Strength in numbers


Lord Kelvin famously said: ‘When you can measure what you are speaking about, and express it in numbers, you know something about it; but when you cannot … your knowledge is of a meagre and unsatisfactory kind.’ 
 
Numbers are essential to science: analysis and measurement, and the data they provide, are the foundations upon which understanding is built. But for those who provide the numbers, the fundamental importance of their role is not always appreciated, and the field is struggling to recruit capable and qualified scientists.
 
Many analysts are indeed highly valued. They are involved in method development and problem solving; they define the scope of the work and interpret the data in collaboration with other scientists. They generate value, and this is recognised by managers. They are well trained, motivated and autonomous, with a high level of support from management.
 
However, a great deal of analytical work is routine, where established methods determine the concentration of an analyte or analytes, or some physical property, such as viscosity or conductivity. Such analysts are often viewed, unfairly, as operators of instruments; generally it is left to others to turn the data into meaningful knowledge. When the results are correct, they are largely ignored. When they are wrong, the cost is significant. 
 
Analytical scientists in these roles often have limited opportunities for development and collaboration. They may be managed by people who don’t understand the value of what they do. And, unfortunately, their work is often viewed as subservient to the other physical sciences and engineering.
But to undervalue this sort of work is foolish. Analytical science in all its forms makes an enormous contribution to the bottom line and we need a body of analytical scientists capable of both developing new measurement techniques and of applying those that already exist in new ways. 
 
Analysts should not only be able to operate an instrument, but to distinguish good data from poor, and know how to diagnose and remedy problems. For example, deteriorating peak shape in chromatography can affect the accuracy of results in a number of ways, and it’s important that the analyst can recognise the problem and know how to fix it. Analytical instruments are fickle things; they produce data even when they’re not working properly. Treat them as black boxes at your peril!
 
With training and leadership, routine analysis could be much more rewarding, and add a great deal more value to the organisations requiring it. Enriching analyst roles would also make them more attractive as career options, driving a much needed emphasis on analytical skills for graduates. Unfortunately, candidates with good honours degrees in chemistry often lack these skills. A recent survey by the Chemical Industries Association found that over a third of companies (36%) experienced problems finding graduates skilled in analysis and 69% were obliged to provide training that they believed should have been acquired earlier. Nearly half of all training budgets were needed to close essential skills gaps. 
 
This situation is not new: as far back as 1993, an assessment by the Laboratory of the Government Chemist concluded that there were not enough graduates trained in analytical chemistry to fill available posts. Clearly things haven’t improved. Of the UK institutions currently delivering first degree courses accredited by the Royal Society of Chemistry, only 15% offer a named qualification in analytical chemistry. 
 
Of course, all undergraduate chemistry courses will contain some aspects of analytical chemistry and, depending on the institution, students will be exposed to a greater or lesser range of techniques in the laboratory. But this often piecemeal knowledge is insufficient for the requirements of an analytical chemistry role – we need increased provision of dedicated courses for analytical chemistry that can provide our students, and in turn our industries, with the expertise these roles demand. 
 
And they are clearly in demand: of the graduate chemistry cohort of 2012, 22% of those in employment were working as analytical chemists six months after graduation. 
 
Without a healthy analytical science community, opportunities for wealth creation and advances in technology within the physical sciences will be severely curtailed. Analytical chemistry provides much more than the numbers; it provides true value. 
 
Mark Powell is a consultant analytical chemist at Mark Powell Scientific and Steven Lancaster is Analytical Sciences Team Leader at Domino Printing Sciences. 
 
They are trustees of the Analytical Chemistry Trust Fund
 

Related Content

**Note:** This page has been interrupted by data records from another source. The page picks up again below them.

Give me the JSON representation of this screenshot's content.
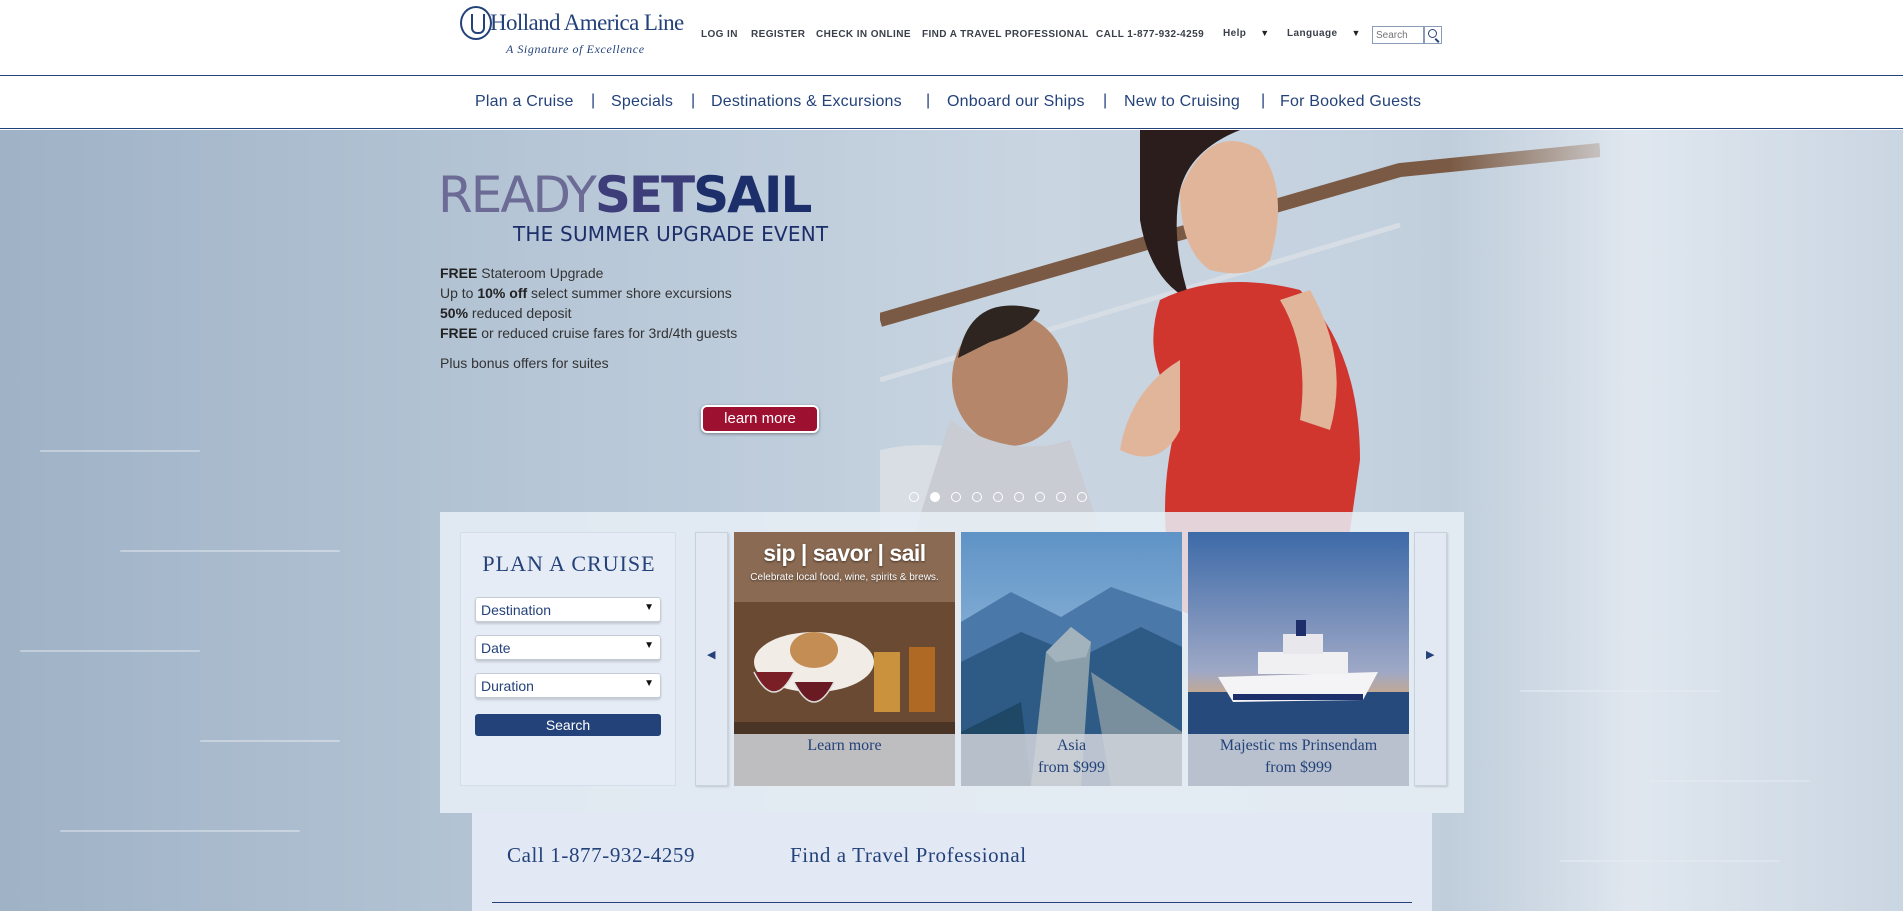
{
  "brand": {
    "name": "Holland America Line",
    "tagline": "A Signature of Excellence"
  },
  "utility_nav": {
    "links": [
      "LOG IN",
      "REGISTER",
      "CHECK IN ONLINE",
      "FIND A TRAVEL PROFESSIONAL",
      "CALL 1-877-932-4259"
    ],
    "help": "Help",
    "language": "Language",
    "search_placeholder": "Search"
  },
  "main_nav": {
    "items": [
      "Plan a Cruise",
      "Specials",
      "Destinations & Excursions",
      "Onboard our Ships",
      "New to Cruising",
      "For Booked Guests"
    ],
    "separator": "|"
  },
  "hero": {
    "headline_ready": "READY",
    "headline_set": "SET",
    "headline_sail": "SAIL",
    "subheadline": "THE SUMMER UPGRADE EVENT",
    "offers": [
      {
        "bold": "FREE",
        "text": " Stateroom Upgrade"
      },
      {
        "pre": "Up to ",
        "bold": "10% off",
        "text": " select summer shore excursions"
      },
      {
        "bold": "50%",
        "text": " reduced deposit"
      },
      {
        "bold": "FREE",
        "text": " or reduced cruise fares for 3rd/4th guests"
      }
    ],
    "bonus": "Plus bonus offers for suites",
    "cta": "learn more",
    "slide_count": 9,
    "active_slide": 2
  },
  "plan_cruise": {
    "title": "PLAN A CRUISE",
    "destination": "Destination",
    "date": "Date",
    "duration": "Duration",
    "search_label": "Search"
  },
  "carousel": {
    "prev_icon": "◀",
    "next_icon": "▶",
    "tiles": [
      {
        "heading": "sip | savor | sail",
        "subheading": "Celebrate local food, wine, spirits & brews.",
        "line1": "Learn more",
        "line2": ""
      },
      {
        "heading": "",
        "subheading": "",
        "line1": "Asia",
        "line2": "from $999"
      },
      {
        "heading": "",
        "subheading": "",
        "line1": "Majestic ms Prinsendam",
        "line2": "from $999"
      }
    ]
  },
  "contact": {
    "phone": "Call 1-877-932-4259",
    "find": "Find a Travel Professional"
  },
  "colors": {
    "navy": "#24427a",
    "cta_red": "#9e1030",
    "panel": "#e6ecf5"
  }
}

Chemistry redux

19 February 2014 Premium contentFeature

news image

At least six UK universities have recently opened a chemistry department. Kathryn Roberts reports

Chemistry World podcast - September 2013

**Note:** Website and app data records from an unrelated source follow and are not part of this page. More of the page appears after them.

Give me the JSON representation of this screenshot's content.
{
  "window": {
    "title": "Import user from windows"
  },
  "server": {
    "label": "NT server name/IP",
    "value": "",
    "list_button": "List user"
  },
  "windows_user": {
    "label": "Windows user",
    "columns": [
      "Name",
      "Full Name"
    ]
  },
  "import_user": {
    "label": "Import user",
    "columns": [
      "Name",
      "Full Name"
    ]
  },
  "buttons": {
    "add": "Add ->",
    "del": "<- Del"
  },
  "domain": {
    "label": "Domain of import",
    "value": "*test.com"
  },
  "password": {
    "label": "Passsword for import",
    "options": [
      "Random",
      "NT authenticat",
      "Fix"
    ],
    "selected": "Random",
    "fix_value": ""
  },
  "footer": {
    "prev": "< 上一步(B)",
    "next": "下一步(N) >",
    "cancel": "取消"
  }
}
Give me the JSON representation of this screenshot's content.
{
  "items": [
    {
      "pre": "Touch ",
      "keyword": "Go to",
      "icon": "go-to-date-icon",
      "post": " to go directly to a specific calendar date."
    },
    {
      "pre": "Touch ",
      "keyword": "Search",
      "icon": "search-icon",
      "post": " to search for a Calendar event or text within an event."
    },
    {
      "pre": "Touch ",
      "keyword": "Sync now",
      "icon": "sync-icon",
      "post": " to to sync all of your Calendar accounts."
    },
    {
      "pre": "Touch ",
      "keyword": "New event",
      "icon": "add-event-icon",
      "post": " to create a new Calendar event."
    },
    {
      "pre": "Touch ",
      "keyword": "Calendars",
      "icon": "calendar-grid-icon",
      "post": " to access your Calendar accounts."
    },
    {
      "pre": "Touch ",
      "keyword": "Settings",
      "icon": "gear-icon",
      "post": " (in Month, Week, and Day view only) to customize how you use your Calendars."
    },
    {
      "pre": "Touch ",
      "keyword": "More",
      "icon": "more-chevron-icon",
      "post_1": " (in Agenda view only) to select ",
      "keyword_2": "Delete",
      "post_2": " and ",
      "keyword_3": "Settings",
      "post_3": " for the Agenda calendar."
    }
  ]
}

2 September 2013 Podcast | Monthly

news image

Emma Smith surveys the prospects for chemistry graduates and Polly Arnold looks at plugging the leaky pipeline of women in ch...

Most Read

UC Davis chemist sentenced to four years over explosion

19 November 2014 News and Analysis

news image

Postdoc sentenced over attempt to make explosive device and reckless disposal of hazardous waste

Spanish fly

10 October 2013 Podcast | Compounds

news image

Helen Scales looks at cantharidin, the active ingredient in this famous aphrodisiac

Most Commented

A year of water splitting from one device

21 November 2014 Research

news image

Coating protects electrodes from corrosion to keep photoelectrochemical cell running

Nanostripe controversy in new twist

24 November 2014 Research

news image

Creator of striped nanoparticles insists questions over structures have already been answered and accuses critics of a 'perso...